Index

Reuse Pattern Save Viewpoints Smart Move Stack Mode Text Weld Planner compass Component Constraints contextual command component deleting editing fixing moving repeating replacing Compute Clash command Constraint Creation Mode toolbar constraint deleting constraints activating analyzing creation mode customizing deactivating deleting

Index

editing pasting properties setting status Constraints toolbar Contact Constraint command contextual command Apply Scene to an Assembly Component Constraints Copy Deactivate constraint Expand all Expand node Paste Set as new root Show children Copy contextual command Create Scene command creating annotation Assembly Design workbench creation mode constraints customizing Assembly Design workbench

Index

constraints

D
Deactivate constraint contextual command deactivating constraints Default Mode command Define Multi-instantiation command Degrees of Freedom command deleting component constraint constraints dependences analyzing

E
editing component constraints EN standard entering Assembly Design workbench Expand all

Index

contextual command Expand node contextual command Explode command

F
family Fast Multi-instantiation command Fix in Space command Fix Together command Fix command fixing component Flag Note with Leader command flexible Flexible/Rigid Sub-Assembly command freedom (degrees of)

G
graphic properties green

Index

H
html format hyperlinks

I
instance ISO standard

J
JIS standard

L
leader line listing report lock symbol

M
macro Manipulate command manual update Measure Between

Index

command Measure Inertia command Measure Item command modes update Move toolbar moving component

O
Offset Constraint command overconstrained assembly

P
parallelism parentheses part Part Design Paste contextual command pasting constraints pattern

Index

perpendicularity pocket product Product Management command properties constraints

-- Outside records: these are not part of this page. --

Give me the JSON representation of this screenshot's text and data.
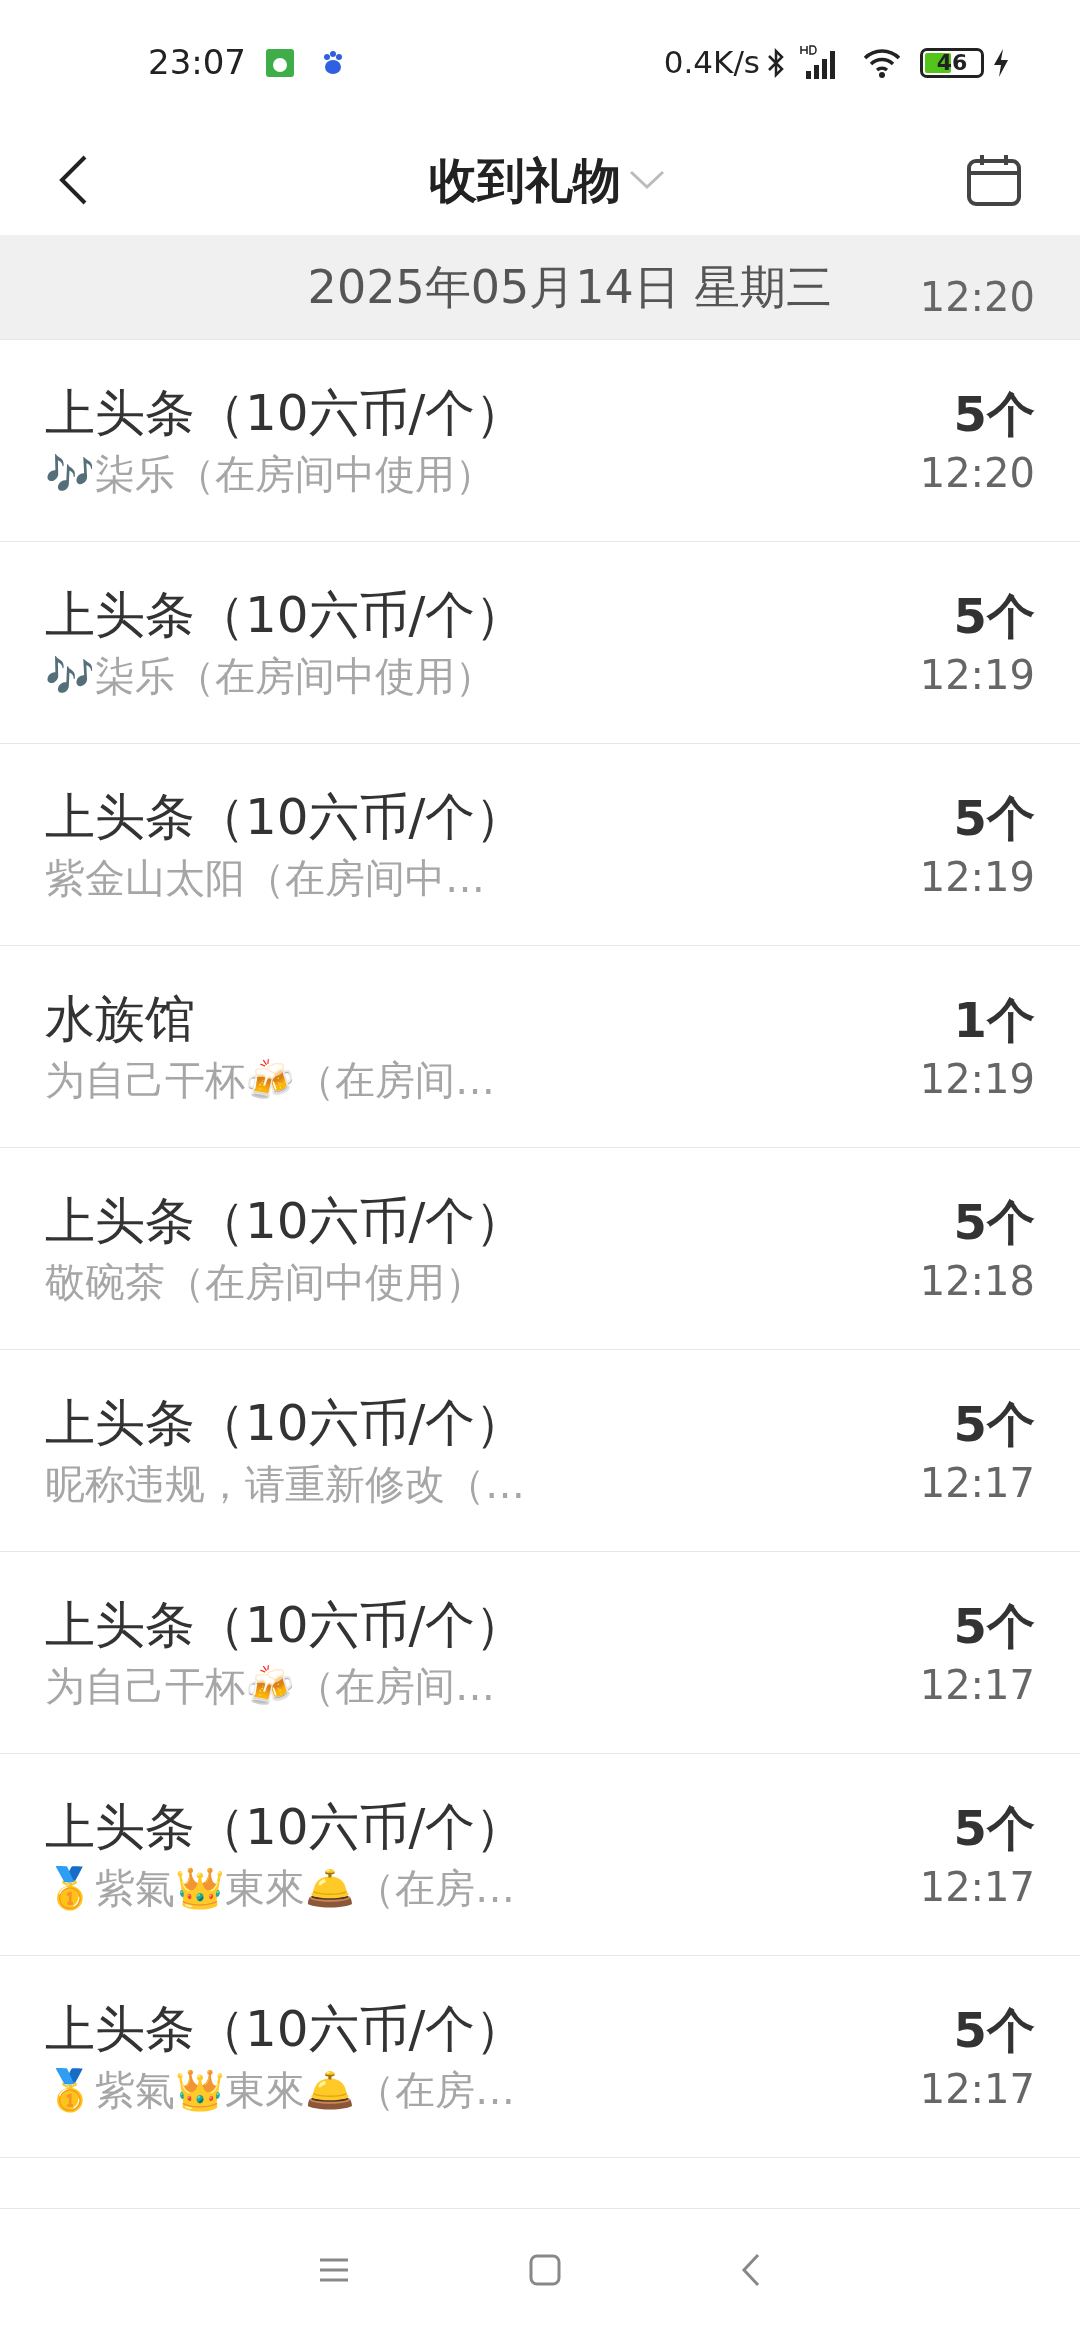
{
  "status_bar": {
    "time": "23:07",
    "net_speed": "0.4K/s",
    "battery": "46"
  },
  "header": {
    "title": "收到礼物"
  },
  "date_header": "2025年05月14日 星期三",
  "partial_row": {
    "time": "12:20"
  },
  "gifts": [
    {
      "name": "上头条（10六币/个）",
      "sender": "🎶柒乐（在房间中使用）",
      "count": "5个",
      "time": "12:20"
    },
    {
      "name": "上头条（10六币/个）",
      "sender": "🎶柒乐（在房间中使用）",
      "count": "5个",
      "time": "12:19"
    },
    {
      "name": "上头条（10六币/个）",
      "sender": "紫金山太阳（在房间中…",
      "count": "5个",
      "time": "12:19"
    },
    {
      "name": "水族馆",
      "sender": "为自己干杯🍻（在房间…",
      "count": "1个",
      "time": "12:19"
    },
    {
      "name": "上头条（10六币/个）",
      "sender": "敬碗茶（在房间中使用）",
      "count": "5个",
      "time": "12:18"
    },
    {
      "name": "上头条（10六币/个）",
      "sender": "昵称违规，请重新修改（…",
      "count": "5个",
      "time": "12:17"
    },
    {
      "name": "上头条（10六币/个）",
      "sender": "为自己干杯🍻（在房间…",
      "count": "5个",
      "time": "12:17"
    },
    {
      "name": "上头条（10六币/个）",
      "sender": "🥇紫氣👑東來🛎️（在房…",
      "count": "5个",
      "time": "12:17"
    },
    {
      "name": "上头条（10六币/个）",
      "sender": "🥇紫氣👑東來🛎️（在房…",
      "count": "5个",
      "time": "12:17"
    }
  ]
}
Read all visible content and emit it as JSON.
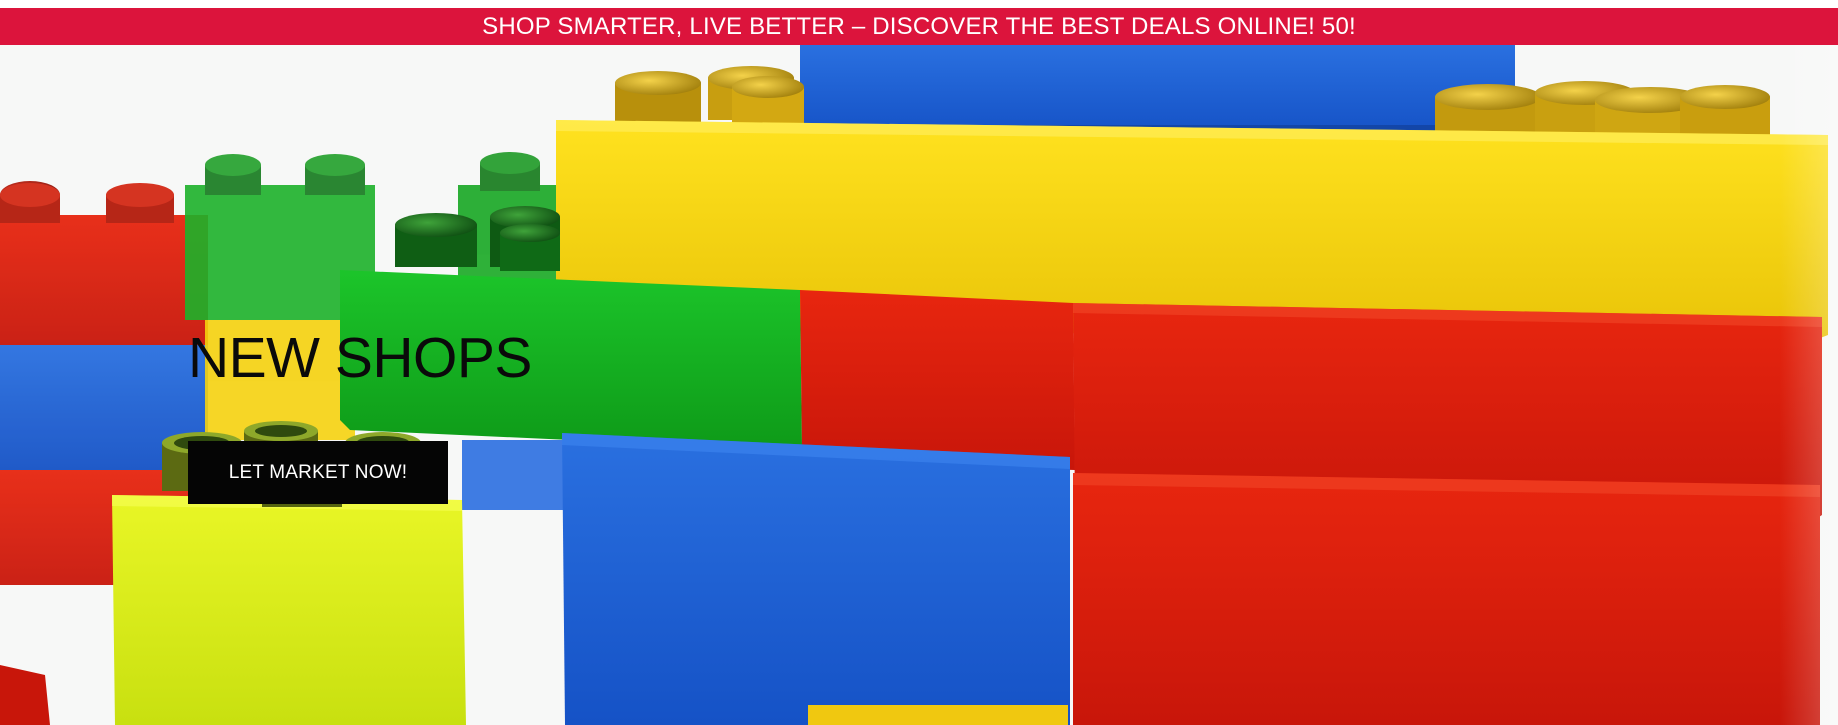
{
  "announcement": {
    "text": "SHOP SMARTER, LIVE BETTER – DISCOVER THE BEST DEALS ONLINE! 50!"
  },
  "hero": {
    "title": "NEW SHOPS",
    "cta_label": "LET MARKET NOW!",
    "image": "colorful-toy-building-blocks"
  },
  "colors": {
    "announcement_bg": "#DC143C",
    "announcement_text": "#FFFFFF",
    "cta_bg": "#050505",
    "cta_text": "#FFFFFF",
    "title_text": "#0A0A0A",
    "brick_yellow": "#F2D11A",
    "brick_red": "#D81E0E",
    "brick_blue": "#1F63D6",
    "brick_green": "#15B020",
    "brick_lime": "#D9EE1A"
  }
}
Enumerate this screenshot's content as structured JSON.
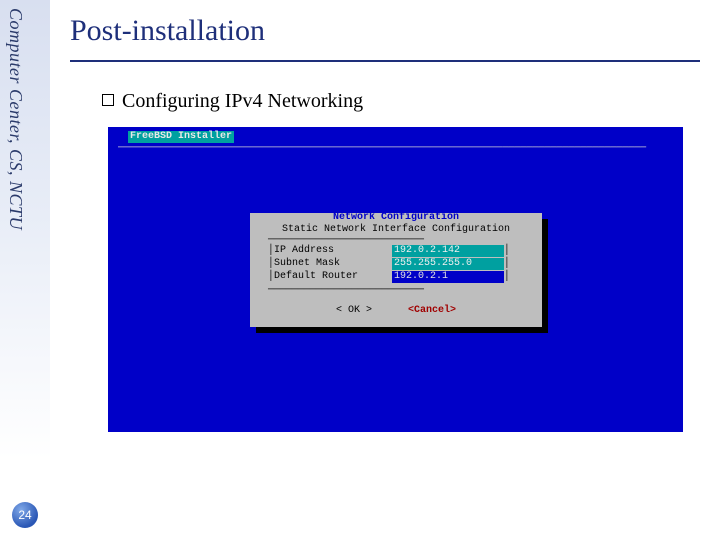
{
  "sidebar": {
    "org": "Computer Center, CS, NCTU"
  },
  "page_number": "24",
  "title": "Post-installation",
  "bullet": "Configuring IPv4 Networking",
  "terminal": {
    "header": "FreeBSD Installer",
    "divider": "────────────────────────────────────────────────────────────────────────────────────────",
    "dialog": {
      "title": "Network Configuration",
      "subtitle": "Static Network Interface Configuration",
      "inner_line": "──────────────────────────",
      "fields": [
        {
          "label": "IP Address",
          "value": "192.0.2.142",
          "selected": false
        },
        {
          "label": "Subnet Mask",
          "value": "255.255.255.0",
          "selected": false
        },
        {
          "label": "Default Router",
          "value": "192.0.2.1",
          "selected": true
        }
      ],
      "buttons": {
        "ok": "OK",
        "cancel": "<Cancel>"
      }
    }
  }
}
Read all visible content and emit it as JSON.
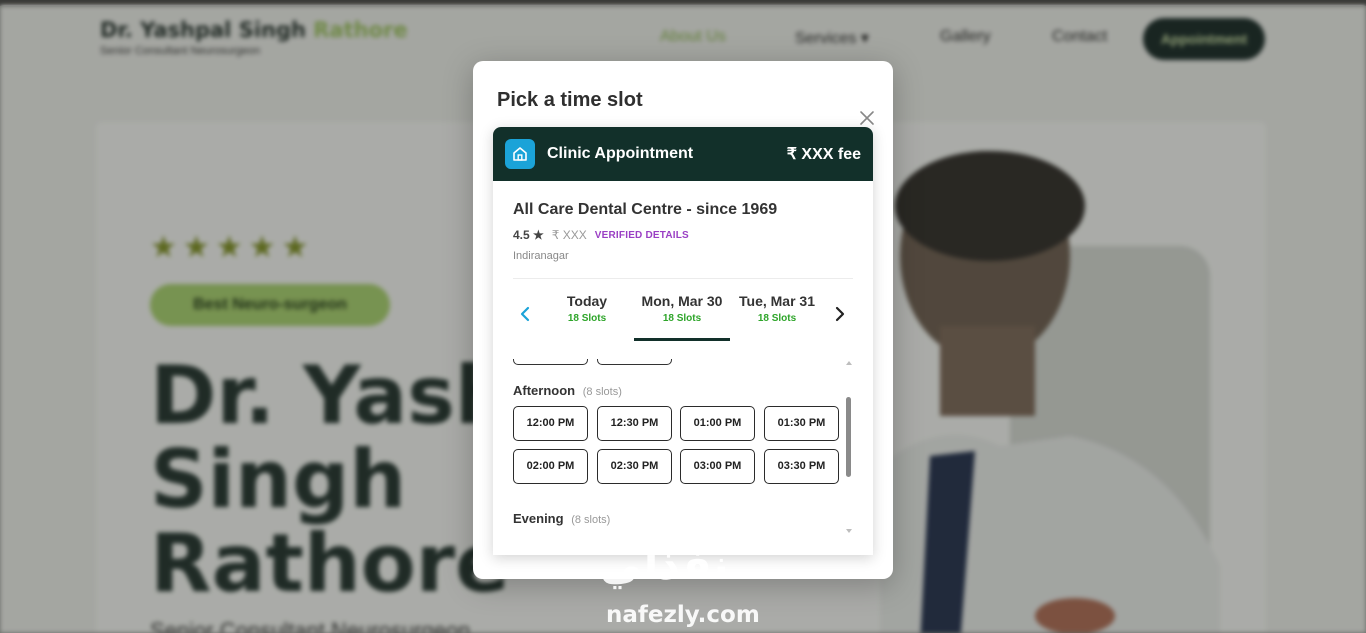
{
  "background_page": {
    "brand_name": "Dr. Yashpal Singh",
    "brand_accent": "Rathore",
    "brand_subtitle": "Senior Consultant Neurosurgeon",
    "nav": [
      "About Us",
      "Services",
      "Gallery",
      "Contact"
    ],
    "nav_services_chevron": "▾",
    "appointment_button": "Appointment",
    "stars": "★★★★★",
    "pill": "Best Neuro-surgeon",
    "hero_name_lines": [
      "Dr. Yashp",
      "Singh",
      "Rathore"
    ],
    "hero_subtitle": "Senior Consultant Neurosurgeon"
  },
  "modal": {
    "title": "Pick a time slot",
    "close_icon": "close-icon",
    "card": {
      "header_title": "Clinic Appointment",
      "header_fee": "₹ XXX fee",
      "home_icon": "home-icon",
      "clinic_name": "All Care Dental Centre - since 1969",
      "rating": "4.5 ★",
      "price": "₹ XXX",
      "verified": "VERIFIED DETAILS",
      "locality": "Indiranagar"
    },
    "dates": [
      {
        "label": "Today",
        "slots": "18 Slots",
        "selected": false
      },
      {
        "label": "Mon, Mar 30",
        "slots": "18 Slots",
        "selected": true
      },
      {
        "label": "Tue, Mar 31",
        "slots": "18 Slots",
        "selected": false
      }
    ],
    "sections": [
      {
        "title": "Afternoon",
        "count": "(8 slots)",
        "slots": [
          "12:00 PM",
          "12:30 PM",
          "01:00 PM",
          "01:30 PM",
          "02:00 PM",
          "02:30 PM",
          "03:00 PM",
          "03:30 PM"
        ]
      },
      {
        "title": "Evening",
        "count": "(8 slots)",
        "slots": []
      }
    ]
  },
  "watermark": {
    "arabic": "نفذلي",
    "latin": "nafezly.com"
  },
  "colors": {
    "header_bg": "#12302a",
    "home_badge": "#1ba3d8",
    "slot_count_green": "#2ea52a",
    "verified_purple": "#9a3fc4",
    "brand_accent_green": "#9bc35b"
  }
}
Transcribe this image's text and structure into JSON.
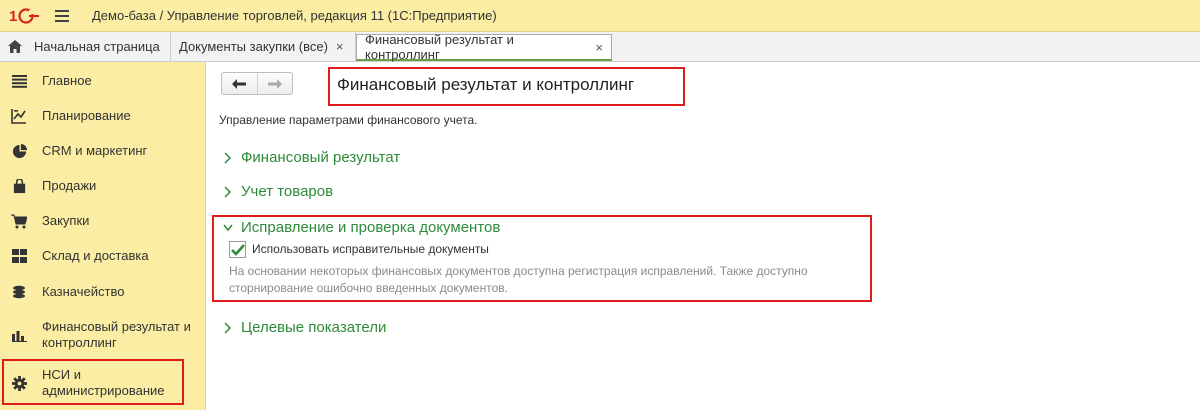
{
  "window": {
    "title": "Демо-база / Управление торговлей, редакция 11  (1С:Предприятие)"
  },
  "tabs": [
    {
      "label": "Начальная страница",
      "icon": "home-icon"
    },
    {
      "label": "Документы закупки (все)",
      "close": "×"
    },
    {
      "label": "Финансовый результат и контроллинг",
      "close": "×"
    }
  ],
  "sidebar": {
    "items": [
      {
        "label": "Главное",
        "icon": "menu-lines-icon"
      },
      {
        "label": "Планирование",
        "icon": "planning-chart-icon"
      },
      {
        "label": "CRM и маркетинг",
        "icon": "pie-chart-icon"
      },
      {
        "label": "Продажи",
        "icon": "shopping-bag-icon"
      },
      {
        "label": "Закупки",
        "icon": "cart-icon"
      },
      {
        "label": "Склад и доставка",
        "icon": "warehouse-grid-icon"
      },
      {
        "label": "Казначейство",
        "icon": "coins-icon"
      },
      {
        "label": "Финансовый результат и",
        "label2": "контроллинг",
        "icon": "bar-chart-icon"
      },
      {
        "label": "НСИ и",
        "label2": "администрирование",
        "icon": "gear-icon"
      }
    ]
  },
  "main": {
    "title": "Финансовый результат и контроллинг",
    "subtitle": "Управление параметрами финансового учета.",
    "groups": [
      {
        "label": "Финансовый результат",
        "expanded": false
      },
      {
        "label": "Учет товаров",
        "expanded": false
      },
      {
        "label": "Исправление и проверка документов",
        "expanded": true
      },
      {
        "label": "Целевые показатели",
        "expanded": false
      }
    ],
    "checkbox": {
      "label": "Использовать исправительные документы",
      "checked": true
    },
    "hint": "На основании некоторых финансовых документов доступна регистрация исправлений. Также доступно сторнирование ошибочно введенных документов."
  },
  "colors": {
    "accent": "#2e8b3a",
    "sidebar": "#fbeda3",
    "highlight": "#e01b1b"
  }
}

Q
Quick Constraint command

R
relationship repeating component replacing component Reset Selected Products command Reuse Pattern command rigid

Index

S
Save Viewpoints command Scene toolbar sector Set as new root contextual command setting constraints shortcut Show children contextual command Smart Move command specification tree Stack Mode command standard part status constraints symbol

T
Text command textual annotation textual

Index

annotation tolerance toolbar Annotations Assembly Features Constraint Creation Mode Constraints Move Scene Update Weld Planner tree txt format

U
update Update contextual command update modes Update toolbar updates analyzing

Index

W
warning message Weld Planner command toolbar